The vote passed 7-5
Doak Campbell during Notre Dame game
Posted at 7:50 PM, Dec 09, 2021
and last updated 2021-12-09 23:14:10-05

TALLAHASSEE, Fla. (WTXL) — Blueprint Intergovernmental Agency approved of bond financing to go towards renovations of Doak Campbell Stadium using city sales tax dollars on Thursday.

$20 million is planned to go towards an overall $120 million project by Florida State University's Seminole Boosters to renovate Doak Campbell Stadium.

In May, ABC 27 reported that FSU Seminole Boosters would raise $100 million for a facelift, while Blueprint's chunk would go towards fixing safety issues like new handrails and beams.

Blueprint implements projects throughout the Tallahassee-Leon County area with the cooperation of the City of Tallahassee and the Leon County Government. Blueprint projects are refined through robust engagement activities and reflect the community’s unique vision.

The seven yes votes included, Leon County Commissioners Nick Maddox, Bill Proctor, Jimbo Johnson and Carolyn Cummings, Mayor John Dailey and City Commissioners Curtis Richardson and Dianne Williams-Cox.

Those voting no included, Leon County Commissioners Rick Minor, Kristin Dozier and Brian Welch and City Commissioners Jack Porter and Jeremy Matlow.

FSU said that the upgrades would create 250 jobs and $102 million in economic impact.

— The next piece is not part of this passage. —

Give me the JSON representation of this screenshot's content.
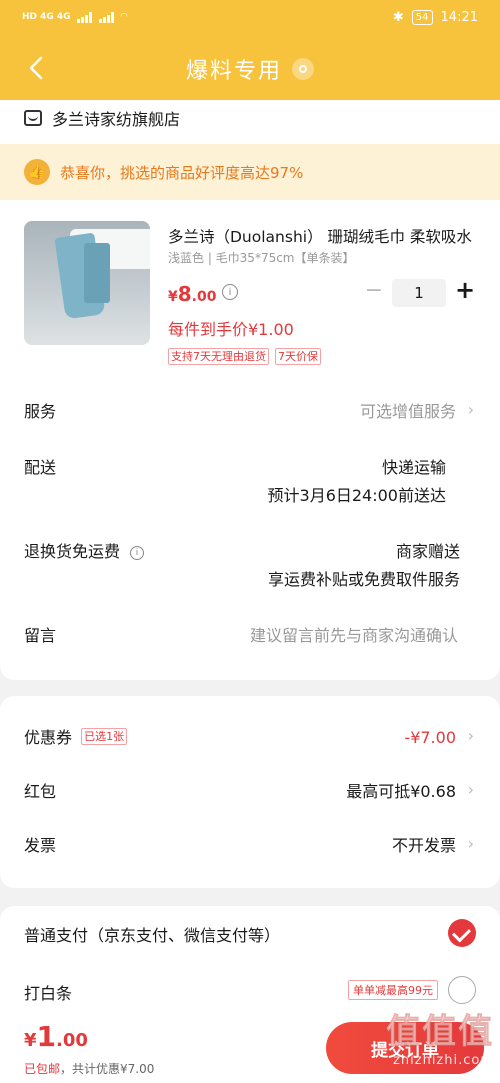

"We're committed to sitting down individually with every single person that's affected by these renovations and sharing their story and talking to them about what it means for them, what their new experience could be," said Seminole Boosters CEO Michael Alford. "We only have a few options at Doak Campbell, and most stadiums have seven to ten different experiences you can choose from. That's what we're trying to get to, to kind of modernize Doak Campbell a little bit."

The $20 million portion requested from the Blueprint Intergovernmental Agency would be coming out from city sales tax dollar revenue.

Opponents of the plan said that the money should be going towards other things.

Ideas such as investing the money into poverty-impacted communities, reducing crime and homelessness and creating more permanent jobs and businesses were just a few economic development projects community members spoke about at Nov. 29's town hall meeting regarding the funding proposal.

"No, you will not take my tax dollars and do whatever you want with them," said community activist Stanley Sims at the Nov. 29 meeting.

City Commissioner Jeremy Matlow said that after the bond financing approval, Blueprint will only have about $1 million left to invest in other projects.

Staff will now gather bond financing documents to go before a final vote on Feb. 24, 2022.